Crash protection[edit]

For crash protection, helmets are often the first piece of gear a rider chooses, and in many jurisdictions, the only one required by law. Beyond that, crash protection comes in the form of jackets, leathers, boots and gloves covering a rider's entire body.

Weather[edit]

Most protective garments double as protection from the wind blast while riding, and from every kind of weather, keeping the rider warm, cool, and dry, either with passive insulation and ventilation, or active heating or cooling devices.
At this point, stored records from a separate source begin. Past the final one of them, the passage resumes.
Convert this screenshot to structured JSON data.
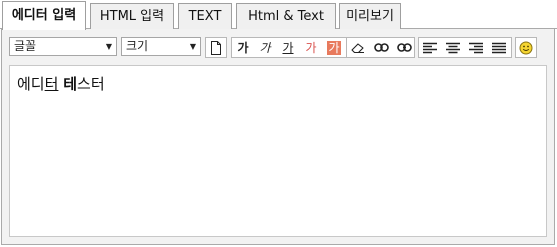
{
  "tabs": [
    {
      "label": "에디터 입력",
      "active": true
    },
    {
      "label": "HTML 입력",
      "active": false
    },
    {
      "label": "TEXT",
      "active": false
    },
    {
      "label": "Html & Text",
      "active": false
    },
    {
      "label": "미리보기",
      "active": false
    }
  ],
  "toolbar": {
    "font_select": {
      "value": "글꼴"
    },
    "size_select": {
      "value": "크기"
    },
    "glyphs": {
      "bold": "가",
      "italic": "가",
      "underline": "가",
      "font_color": "가",
      "background_color": "가"
    },
    "icons": [
      "new-document-icon",
      "bold-icon",
      "italic-icon",
      "underline-icon",
      "font-color-icon",
      "background-color-icon",
      "eraser-icon",
      "link-icon",
      "unlink-icon",
      "align-left-icon",
      "align-center-icon",
      "align-right-icon",
      "align-justify-icon",
      "emoticon-icon"
    ]
  },
  "editor": {
    "segments": [
      {
        "text": "에디",
        "style": "normal"
      },
      {
        "text": "터",
        "style": "underline"
      },
      {
        "text": " ",
        "style": "normal"
      },
      {
        "text": "테",
        "style": "bold"
      },
      {
        "text": "스터",
        "style": "normal"
      }
    ]
  },
  "colors": {
    "font_color_glyph": "#d9534f",
    "background_color_fill": "#e87a5d",
    "emoticon": "#f5d531",
    "tab_line": "#aaaaaa",
    "panel_bg": "#f2f2f2"
  }
}
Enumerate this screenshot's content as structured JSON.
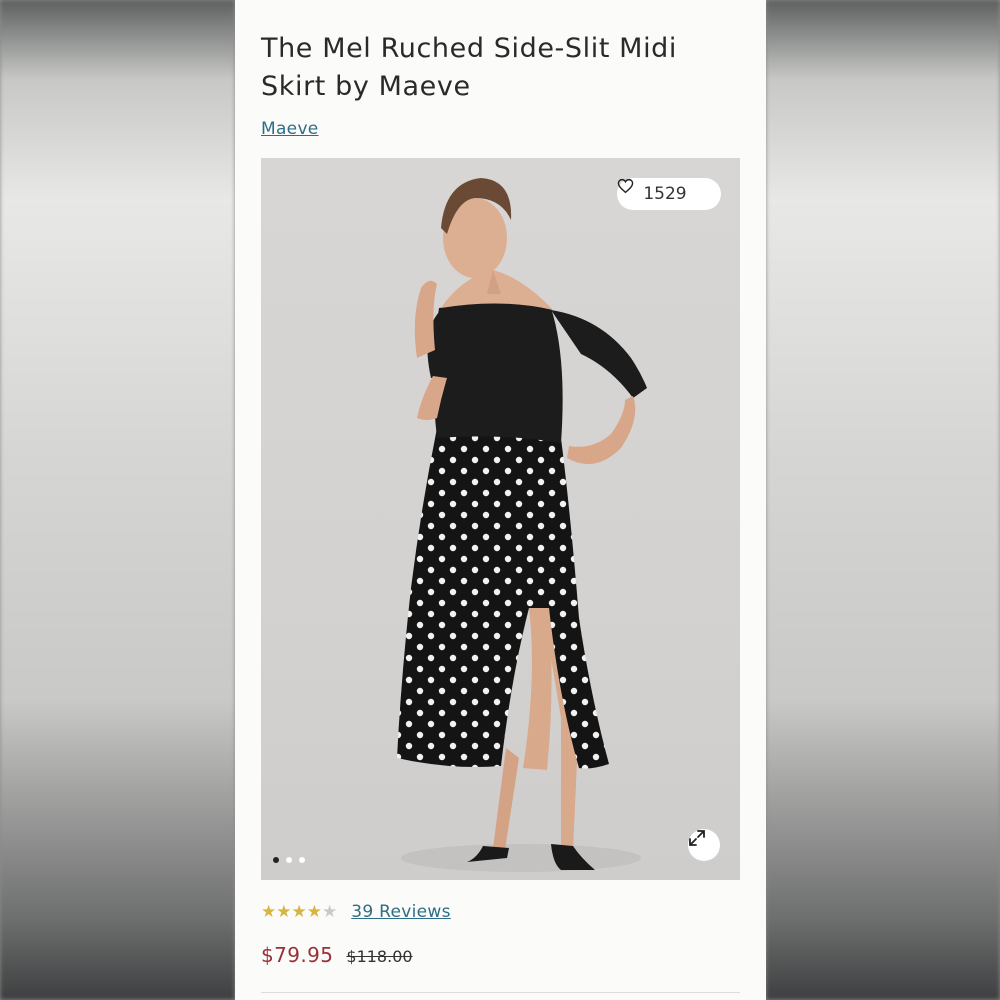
{
  "product": {
    "title": "The Mel Ruched Side-Slit Midi Skirt by Maeve",
    "brand": "Maeve"
  },
  "gallery": {
    "favorites_count": "1529",
    "favorite_icon": "heart-icon",
    "expand_icon": "expand-arrows-icon",
    "slide_count": 3,
    "active_slide": 1
  },
  "reviews": {
    "rating": 4,
    "max_rating": 5,
    "label": "39 Reviews"
  },
  "pricing": {
    "sale_price": "$79.95",
    "original_price": "$118.00"
  },
  "colors": {
    "link": "#2f6d86",
    "sale_price": "#9a2f3a",
    "star_filled": "#d8b541",
    "star_empty": "#c9c9c9"
  }
}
Some motorcycle armor is minimalist in design, serving only to protect from crash impacts and abrasion, and so is intended to be combined with other clothing.[1][2]

Appearance[edit]

Motorcycling gear is also designed with appearance in mind, often to make drivers more likely to see the rider, increasing conspicuity, by combining elements of high-visibility clothing with the weather and crash protection functions of rider clothing, helmets and other items.[2] Selling these items to riders, comprising at least $1.15 billion (clothing) plus $1.2 billion (accessories including helmets and other equipment) of the $21.5 billion (2004) US motorcycle industry, depends on both practical and aesthetic appeal. Fashion and style drive these sales as much as utility, and an entirely separate category of motorcycle-inspired fashion exists in addition to the motorcycle-specific clothing industry, of motorcycle-inspired jackets and other items sold in general retail outlets, intended for non-riders.[3] Helmets, jackets and other clothing may also display designs, text and images to identify the rider or his group, such as club insignia, police, fire and other utility riders, or as adverting space for the logos of motorcycle sport sponsors.

Other purposes[edit]

Rider clothing may also be made with storage in mind, providing a variety of pockets including those for holding and displaying maps, smartphones, GPS navigation devices, and other wearables, or accommodating Bluetooths or CB radio two-way communication devices, often built into helmets with wiring routed through specialized clothing. Helmet-mounted displays may be included as well, along with visors that protect the face from wind or debris, and filter sunlight with permanent, movable, or variable visors.[2][4]

Notes[edit]

  1. ^ Hough, David (2000), Proficient Motorcycling: The Ultimate Guide to Riding Well, BowTie Press, pp. 11, 13, 37ff., 282, ISBN 1-889540-53-6 (2008 2nd ed. ISBN 978-1-933958-35-4)
  2. ^ a b c Hough, David (2012), More Proficient Motorcycling: Mastering the Ride (2 ed.), BowTie Press, pp. 24, 64, 82–101, 91, 92, 112–113, 189, 201, ISBN 978-1-935484-86-8
  3. ^ "Motorcycle – U.S. Motorcycle Market is a $21.5 Billion Business", PowerSports Business, October 19, 2004, ISSN 1097-850X
  4. ^ Lindemann, Mark (2013), The Total Motorcycling Manual (Cycle World): 291 Skills You Need, Weldon Owen, pp. 33–49, ISBN 9781616286071